- _WHAT TO PRODUCE_
Present the data once more in exactly its original form.

- _GIVEN INFORMATION_

------------

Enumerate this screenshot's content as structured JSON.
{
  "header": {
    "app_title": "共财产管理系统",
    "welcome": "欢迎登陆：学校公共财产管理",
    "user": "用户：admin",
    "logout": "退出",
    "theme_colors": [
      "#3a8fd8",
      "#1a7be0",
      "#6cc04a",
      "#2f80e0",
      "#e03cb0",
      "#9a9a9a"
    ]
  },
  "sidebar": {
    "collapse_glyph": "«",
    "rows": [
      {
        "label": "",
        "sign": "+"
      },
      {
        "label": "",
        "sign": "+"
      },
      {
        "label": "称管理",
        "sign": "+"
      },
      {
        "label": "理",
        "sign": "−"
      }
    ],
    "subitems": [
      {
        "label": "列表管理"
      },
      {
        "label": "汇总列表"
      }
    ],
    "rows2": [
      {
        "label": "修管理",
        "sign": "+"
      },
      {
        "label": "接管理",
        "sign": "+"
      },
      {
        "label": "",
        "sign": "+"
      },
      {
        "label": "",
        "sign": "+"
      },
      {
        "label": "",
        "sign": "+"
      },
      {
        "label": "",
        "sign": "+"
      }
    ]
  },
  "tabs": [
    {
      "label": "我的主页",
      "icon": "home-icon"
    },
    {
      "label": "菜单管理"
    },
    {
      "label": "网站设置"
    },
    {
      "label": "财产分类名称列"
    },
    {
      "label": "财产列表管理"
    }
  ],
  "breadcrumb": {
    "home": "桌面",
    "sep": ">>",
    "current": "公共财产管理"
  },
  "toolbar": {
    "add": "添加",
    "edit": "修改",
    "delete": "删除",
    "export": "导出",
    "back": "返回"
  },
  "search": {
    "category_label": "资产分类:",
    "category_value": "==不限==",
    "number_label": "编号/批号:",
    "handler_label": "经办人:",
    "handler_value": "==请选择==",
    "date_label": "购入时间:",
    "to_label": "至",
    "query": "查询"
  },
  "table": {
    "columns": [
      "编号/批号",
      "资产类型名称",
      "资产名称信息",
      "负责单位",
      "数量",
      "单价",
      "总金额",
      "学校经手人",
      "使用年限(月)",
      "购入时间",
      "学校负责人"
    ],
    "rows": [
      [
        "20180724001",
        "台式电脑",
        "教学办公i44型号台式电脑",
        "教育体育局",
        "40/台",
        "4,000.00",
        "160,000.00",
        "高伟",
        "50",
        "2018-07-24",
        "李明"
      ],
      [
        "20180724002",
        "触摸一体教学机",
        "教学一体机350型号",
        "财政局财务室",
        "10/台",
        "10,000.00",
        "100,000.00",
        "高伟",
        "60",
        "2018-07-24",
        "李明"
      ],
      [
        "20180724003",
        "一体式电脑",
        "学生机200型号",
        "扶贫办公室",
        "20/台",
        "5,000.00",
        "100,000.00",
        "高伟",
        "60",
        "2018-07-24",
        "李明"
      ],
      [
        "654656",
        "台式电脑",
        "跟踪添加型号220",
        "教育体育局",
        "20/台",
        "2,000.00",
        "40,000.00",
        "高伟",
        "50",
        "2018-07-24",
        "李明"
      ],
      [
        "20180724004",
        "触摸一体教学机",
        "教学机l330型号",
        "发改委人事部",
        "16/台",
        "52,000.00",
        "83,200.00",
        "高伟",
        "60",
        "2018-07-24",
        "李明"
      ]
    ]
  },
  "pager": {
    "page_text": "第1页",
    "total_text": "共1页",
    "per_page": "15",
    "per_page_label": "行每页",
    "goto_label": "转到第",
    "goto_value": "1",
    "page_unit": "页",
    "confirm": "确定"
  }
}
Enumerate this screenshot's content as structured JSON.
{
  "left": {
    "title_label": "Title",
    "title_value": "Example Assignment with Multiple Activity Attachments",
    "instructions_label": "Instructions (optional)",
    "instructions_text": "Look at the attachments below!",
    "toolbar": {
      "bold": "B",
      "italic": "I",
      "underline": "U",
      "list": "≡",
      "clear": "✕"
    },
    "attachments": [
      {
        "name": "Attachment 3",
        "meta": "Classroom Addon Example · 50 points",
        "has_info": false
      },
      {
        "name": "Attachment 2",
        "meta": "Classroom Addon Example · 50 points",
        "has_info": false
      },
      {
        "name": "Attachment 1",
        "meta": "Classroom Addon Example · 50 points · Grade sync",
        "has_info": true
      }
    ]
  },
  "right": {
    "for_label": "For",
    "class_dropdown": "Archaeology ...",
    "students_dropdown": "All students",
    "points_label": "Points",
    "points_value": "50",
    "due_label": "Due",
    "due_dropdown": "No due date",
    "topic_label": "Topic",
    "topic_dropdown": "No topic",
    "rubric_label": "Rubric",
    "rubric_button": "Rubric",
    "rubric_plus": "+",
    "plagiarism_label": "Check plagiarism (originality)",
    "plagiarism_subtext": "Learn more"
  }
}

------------

- _ANSWER BOX_
Enumerate this screenshot's content as structured JSON.
{
  "header": {
    "app_title": "共财产管理系统",
    "welcome": "欢迎登陆：学校公共财产管理",
    "user": "用户：admin",
    "logout": "退出",
    "theme_colors": [
      "#3a8fd8",
      "#1a7be0",
      "#6cc04a",
      "#2f80e0",
      "#e03cb0",
      "#9a9a9a"
    ]
  },
  "sidebar": {
    "collapse_glyph": "«",
    "rows": [
      {
        "label": "",
        "sign": "+"
      },
      {
        "label": "",
        "sign": "+"
      },
      {
        "label": "称管理",
        "sign": "+"
      },
      {
        "label": "理",
        "sign": "−"
      }
    ],
    "subitems": [
      {
        "label": "列表管理"
      },
      {
        "label": "汇总列表"
      }
    ],
    "rows2": [
      {
        "label": "修管理",
        "sign": "+"
      },
      {
        "label": "接管理",
        "sign": "+"
      },
      {
        "label": "",
        "sign": "+"
      },
      {
        "label": "",
        "sign": "+"
      },
      {
        "label": "",
        "sign": "+"
      },
      {
        "label": "",
        "sign": "+"
      }
    ]
  },
  "tabs": [
    {
      "label": "我的主页",
      "icon": "home-icon"
    },
    {
      "label": "菜单管理"
    },
    {
      "label": "网站设置"
    },
    {
      "label": "财产分类名称列"
    },
    {
      "label": "财产列表管理"
    }
  ],
  "breadcrumb": {
    "home": "桌面",
    "sep": ">>",
    "current": "公共财产管理"
  },
  "toolbar": {
    "add": "添加",
    "edit": "修改",
    "delete": "删除",
    "export": "导出",
    "back": "返回"
  },
  "search": {
    "category_label": "资产分类:",
    "category_value": "==不限==",
    "number_label": "编号/批号:",
    "handler_label": "经办人:",
    "handler_value": "==请选择==",
    "date_label": "购入时间:",
    "to_label": "至",
    "query": "查询"
  },
  "table": {
    "columns": [
      "编号/批号",
      "资产类型名称",
      "资产名称信息",
      "负责单位",
      "数量",
      "单价",
      "总金额",
      "学校经手人",
      "使用年限(月)",
      "购入时间",
      "学校负责人"
    ],
    "rows": [
      [
        "20180724001",
        "台式电脑",
        "教学办公i44型号台式电脑",
        "教育体育局",
        "40/台",
        "4,000.00",
        "160,000.00",
        "高伟",
        "50",
        "2018-07-24",
        "李明"
      ],
      [
        "20180724002",
        "触摸一体教学机",
        "教学一体机350型号",
        "财政局财务室",
        "10/台",
        "10,000.00",
        "100,000.00",
        "高伟",
        "60",
        "2018-07-24",
        "李明"
      ],
      [
        "20180724003",
        "一体式电脑",
        "学生机200型号",
        "扶贫办公室",
        "20/台",
        "5,000.00",
        "100,000.00",
        "高伟",
        "60",
        "2018-07-24",
        "李明"
      ],
      [
        "654656",
        "台式电脑",
        "跟踪添加型号220",
        "教育体育局",
        "20/台",
        "2,000.00",
        "40,000.00",
        "高伟",
        "50",
        "2018-07-24",
        "李明"
      ],
      [
        "20180724004",
        "触摸一体教学机",
        "教学机l330型号",
        "发改委人事部",
        "16/台",
        "52,000.00",
        "83,200.00",
        "高伟",
        "60",
        "2018-07-24",
        "李明"
      ]
    ]
  },
  "pager": {
    "page_text": "第1页",
    "total_text": "共1页",
    "per_page": "15",
    "per_page_label": "行每页",
    "goto_label": "转到第",
    "goto_value": "1",
    "page_unit": "页",
    "confirm": "确定"
  }
}
Enumerate this screenshot's content as structured JSON.
{
  "left": {
    "title_label": "Title",
    "title_value": "Example Assignment with Multiple Activity Attachments",
    "instructions_label": "Instructions (optional)",
    "instructions_text": "Look at the attachments below!",
    "toolbar": {
      "bold": "B",
      "italic": "I",
      "underline": "U",
      "list": "≡",
      "clear": "✕"
    },
    "attachments": [
      {
        "name": "Attachment 3",
        "meta": "Classroom Addon Example · 50 points",
        "has_info": false
      },
      {
        "name": "Attachment 2",
        "meta": "Classroom Addon Example · 50 points",
        "has_info": false
      },
      {
        "name": "Attachment 1",
        "meta": "Classroom Addon Example · 50 points · Grade sync",
        "has_info": true
      }
    ]
  },
  "right": {
    "for_label": "For",
    "class_dropdown": "Archaeology ...",
    "students_dropdown": "All students",
    "points_label": "Points",
    "points_value": "50",
    "due_label": "Due",
    "due_dropdown": "No due date",
    "topic_label": "Topic",
    "topic_dropdown": "No topic",
    "rubric_label": "Rubric",
    "rubric_button": "Rubric",
    "rubric_plus": "+",
    "plagiarism_label": "Check plagiarism (originality)",
    "plagiarism_subtext": "Learn more"
  }
}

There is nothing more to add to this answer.